The Art of Living

We see artists painting so well on canvass that we are awestruck. We see them make little pieces of art in seconds or minutes but the artist knows how many years of their age they had to nurture their dream of becoming such prolific artists. They must have remained obsessed with this art creation desire for years. Sometimes people call it their luck.

Mark Andrew Spitz, an American competitive swimmer, nine-time Olympic champion, and former world record-holder in 7 events, won seven gold medals at the 1972 Summer Olympics in Munich, West Germany, an achievement surpassed only by fellow American Michael Phelps, who won eight golds at the 2008 Summer Olympics in Beijing. Spitz set new world records in all seven events in which he competed in 1972. After the events, one media person told him that it was a lucky day for him that he won 7 gold medals at Munich. Mark Spitz didn’t like this ‘lucky’ word because he knew what this ‘lucky’ word smacked of. He took the reporter in a corner and told him that what he calls luck is his hard work. After winning only two Gold medals in 1968, Mexico Olympics, against an expectation of 6 gold medals and a public ignominy, during 1968-1972, he had trained himself for 10000 hours, i.e., 8 hours daily without Sundays. Besides this physical fitness exercises, diets, mental fitness exercises were also done by him and the reporter was calling it a lucky day for him.

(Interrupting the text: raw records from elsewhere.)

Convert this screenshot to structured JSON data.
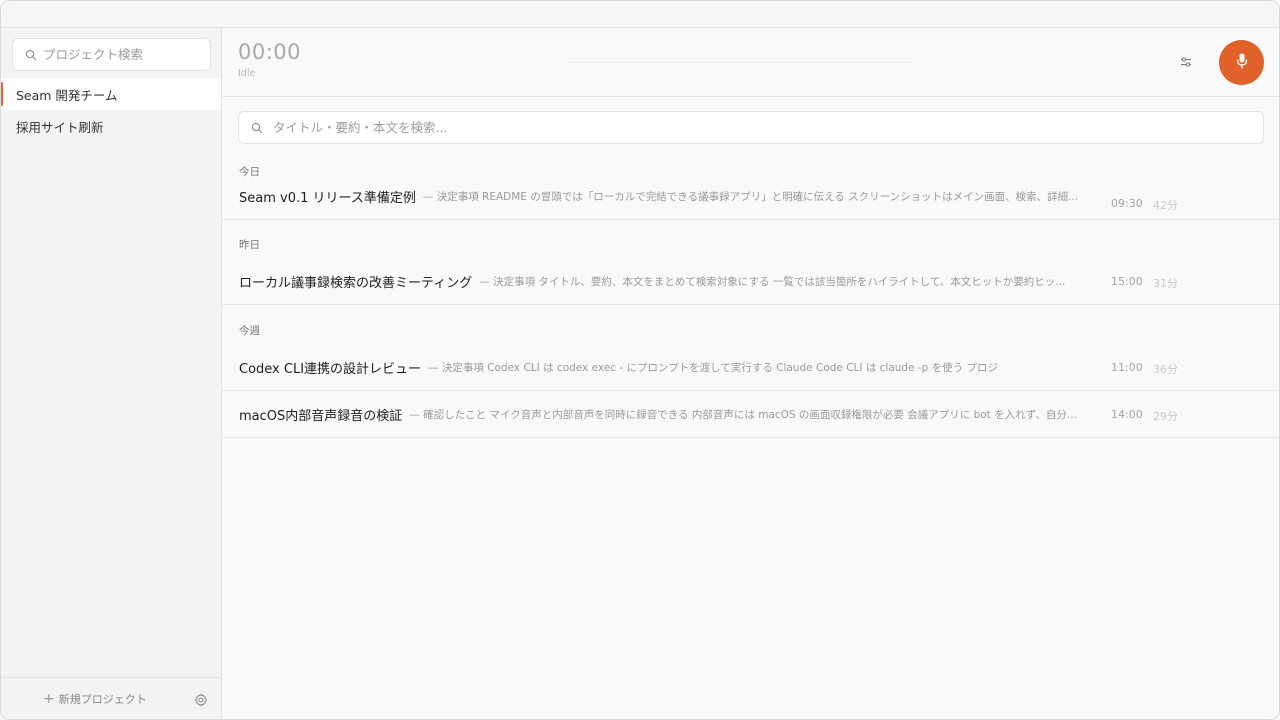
{
  "sidebar": {
    "search_placeholder": "プロジェクト検索",
    "projects": [
      {
        "label": "Seam 開発チーム",
        "active": true
      },
      {
        "label": "採用サイト刷新",
        "active": false
      }
    ],
    "new_project_label": "新規プロジェクト"
  },
  "recorder": {
    "timer": "00:00",
    "status": "Idle",
    "accent_color": "#e0622a"
  },
  "search": {
    "placeholder": "タイトル・要約・本文を検索..."
  },
  "groups": [
    {
      "label": "今日",
      "meetings": [
        {
          "title": "Seam v0.1 リリース準備定例",
          "snippet": "— 決定事項 README の冒頭では「ローカルで完結できる議事録アプリ」と明確に伝える スクリーンショットはメイン画面、検索、詳細...",
          "time": "09:30",
          "duration": "42分"
        }
      ]
    },
    {
      "label": "昨日",
      "meetings": [
        {
          "title": "ローカル議事録検索の改善ミーティング",
          "snippet": "— 決定事項 タイトル、要約、本文をまとめて検索対象にする 一覧では該当箇所をハイライトして、本文ヒットか要約ヒッ...",
          "time": "15:00",
          "duration": "31分"
        }
      ]
    },
    {
      "label": "今週",
      "meetings": [
        {
          "title": "Codex CLI連携の設計レビュー",
          "snippet": "— 決定事項 Codex CLI は codex exec - にプロンプトを渡して実行する Claude Code CLI は claude -p を使う プロジ",
          "time": "11:00",
          "duration": "36分"
        },
        {
          "title": "macOS内部音声録音の検証",
          "snippet": "— 確認したこと マイク音声と内部音声を同時に録音できる 内部音声には macOS の画面収録権限が必要 会議アプリに bot を入れず、自分...",
          "time": "14:00",
          "duration": "29分"
        }
      ]
    }
  ]
}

Actually what is luck; it is when preparation meets with opportunity. So we cannot ignore the preparation part in the luck.

 This is a fact that athletes train, prepare and psych themselves for 15 years for winning an event of 15 seconds in Olympics or Competitions and the people call it luck. Come on Guys. There is a term Death in life. Athletes, artists, sannyasins and many other people do this. They practice their discipline so much and dedicate themselves so much to their disciplines that they almost die, only to achieve that feat in their life. When an athlete runs a 100 m race in Olympic, he runs the race at his maximum might leaving nothing short of his might, and he almost dies for winning this race. This is death in life. And all the above people do it and people call it Luck.

Artists pour their hearts in creating their art, be it any art.

Everybody is an artist in this world — a child, a mother, a father, a manager in a job, a professional or a businessman. They are actually a bunch of many arts clubbed together in one vase named as their personality.

How we are living our lives shows our art. How well we speak, mix with people, our manners, our incomes, our future, our dreams, our achievements – everything in our life, for that matter, depicts our arts.

If we keep on evolving our arts then we approach the purpose of our life in this world and that, perhaps, is – live a life of meaning.

Martin Luther King Jr. said,

“If a man is called to be a street sweeper, he should sweep streets even as a Michaelangelo painted, or Beethoven composed music or Shakespeare wrote poetry. He should sweep streets so well that all the hosts of heaven and earth will pause to say, ‘Here lived a great street sweeper who did his job well.”

You get this life once, but once is enough if you live it right. Live your life with quality, meaning and dignity so that an “a-ha”, instead of an “Oh no!” denotes it!